Bosnian Serb President Dragan Cavic on Saturday named Pero Bukejlovic of the ruling nationalists as the entity's next prime minister and asked him to form a government.
The move follows last month's resignation of moderate prime minister Dragan Mikerevic in protest at international sanctions imposed over the failure of Bosnia's Serb-run half to arrest war crimes fugitives.
Bosnian Serbs have yet to arrest a single war crimes suspect wanted by the UN war crimes tribunal at The Hague.
Bukejlovic, a 58-year-old mechanical engineer, is a member of the powerful Serb Democratic Party (SDS).

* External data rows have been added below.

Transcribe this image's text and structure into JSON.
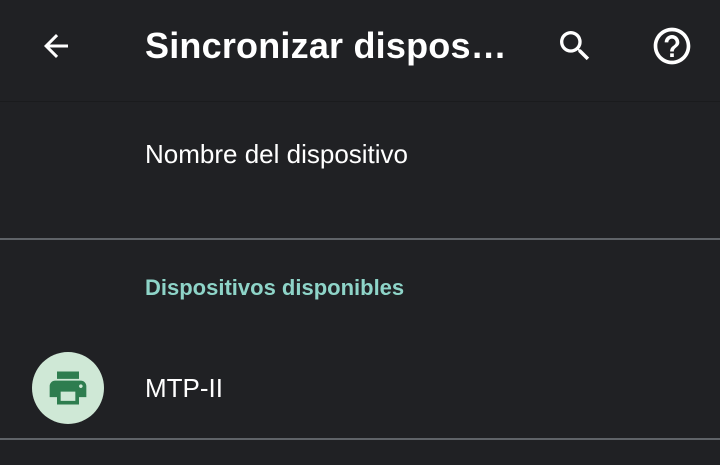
{
  "app_bar": {
    "title": "Sincronizar dispositivos",
    "back_icon": "arrow-back-icon",
    "search_icon": "search-icon",
    "help_icon": "help-circle-icon"
  },
  "settings": {
    "device_name_label": "Nombre del dispositivo"
  },
  "available_devices": {
    "header": "Dispositivos disponibles",
    "items": [
      {
        "label": "MTP-II",
        "icon": "printer-icon"
      }
    ]
  },
  "colors": {
    "background": "#202124",
    "accent": "#8ed4c8",
    "avatar_bg": "#cfe8d6",
    "printer_icon": "#2e7d4f"
  }
}
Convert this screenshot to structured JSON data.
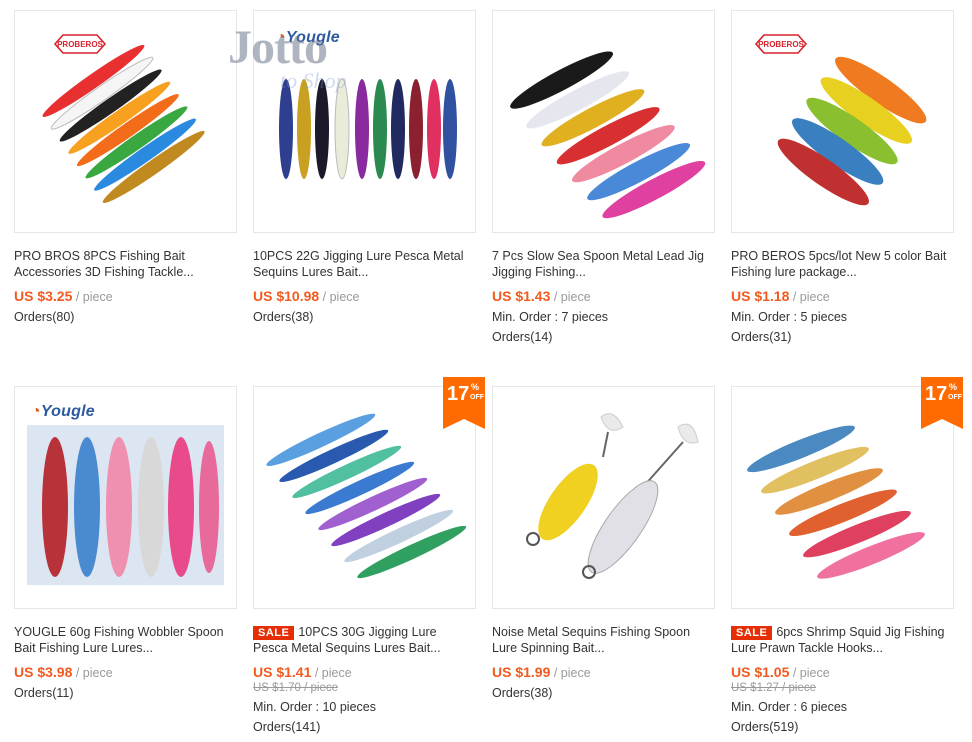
{
  "watermark": {
    "main": "Jotto",
    "sub": "to Shop"
  },
  "colors": {
    "price": "#f25a1f",
    "sale": "#e62e04",
    "discount": "#ff6b00"
  },
  "products": [
    {
      "brand": "PROBEROS",
      "title": "PRO BROS 8PCS Fishing Bait Accessories 3D Fishing Tackle...",
      "price": "US $3.25",
      "unit": "/ piece",
      "orders": "Orders(80)"
    },
    {
      "brand": "Yougle",
      "title": "10PCS 22G Jigging Lure Pesca Metal Sequins Lures Bait...",
      "price": "US $10.98",
      "unit": "/ piece",
      "orders": "Orders(38)"
    },
    {
      "title": "7 Pcs Slow Sea Spoon Metal Lead Jig Jigging Fishing...",
      "price": "US $1.43",
      "unit": "/ piece",
      "min_order": "Min. Order : 7 pieces",
      "orders": "Orders(14)"
    },
    {
      "brand": "PROBEROS",
      "title": "PRO BEROS 5pcs/lot New 5 color Bait Fishing lure package...",
      "price": "US $1.18",
      "unit": "/ piece",
      "min_order": "Min. Order : 5 pieces",
      "orders": "Orders(31)"
    },
    {
      "brand": "Yougle",
      "title": "YOUGLE 60g Fishing Wobbler Spoon Bait Fishing Lure Lures...",
      "price": "US $3.98",
      "unit": "/ piece",
      "orders": "Orders(11)"
    },
    {
      "sale": "SALE",
      "discount": "17",
      "discount_pct": "%",
      "discount_off": "OFF",
      "title": "10PCS 30G Jigging Lure Pesca Metal Sequins Lures Bait...",
      "price": "US $1.41",
      "unit": "/ piece",
      "old_price": "US $1.70 / piece",
      "min_order": "Min. Order : 10 pieces",
      "orders": "Orders(141)"
    },
    {
      "title": "Noise Metal Sequins Fishing Spoon Lure Spinning Bait...",
      "price": "US $1.99",
      "unit": "/ piece",
      "orders": "Orders(38)"
    },
    {
      "sale": "SALE",
      "discount": "17",
      "discount_pct": "%",
      "discount_off": "OFF",
      "title": "6pcs Shrimp Squid Jig Fishing Lure Prawn Tackle Hooks...",
      "price": "US $1.05",
      "unit": "/ piece",
      "old_price": "US $1.27 / piece",
      "min_order": "Min. Order : 6 pieces",
      "orders": "Orders(519)"
    }
  ]
}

The party was founded in the early 1990s by the wartime Bosnian Serb leader Radovan Karadzic, the most wanted fugitive from the UN war crimes court.
Bukejlovic told reporters that, if confirmed prime minister, his priorities would include "resolving social issues, speeding up the privatization process and improving cooperation with the tribunal at The Hague."
A former industry and technology minister in the 2001-2003 government, Bukejlovic also pledged to work for political stability in the Bosnian Serb Republika Srpska (RS).
"Political disputes should be put aside since the main goal is a stable Republika Srpska," he said.
Bukejlovic emphasized that "only a stable and prosperous Republika Srpska can contribute to a stable, prosperous and functional Bosnia."
Bosnia was divided into two semi-independent entities, the Serbs' RS and the Muslim-Croat Federation, following the 1992-95 war.
Linked by weak central institutions, each entity has its own government, parliament, army and police.
According to the Bosnian Serb constitution, the prime minister designate has 40 days to propose his cabinet to the RS parliament.
The top international envoy to Bosnia, Paddy Ashdown, last month used the far-reaching powers provided by the peace deal which ended the 1992-1995 war to dismiss nine Bosnian Serb officials for failing to pursue war crimes suspects.
Ashdown also ordered that the parallel defense ministries in the country's entities be abolished and that police activities be centralized.
His moves angered Bosnian Serbs who oppose any centralization of authority, seeing it as a threat to their autonomy.
They provoked the resignation of Mikerevic, as well as Bosnia's foreign and transport ministers, two of the four Serb representatives in the country's central government.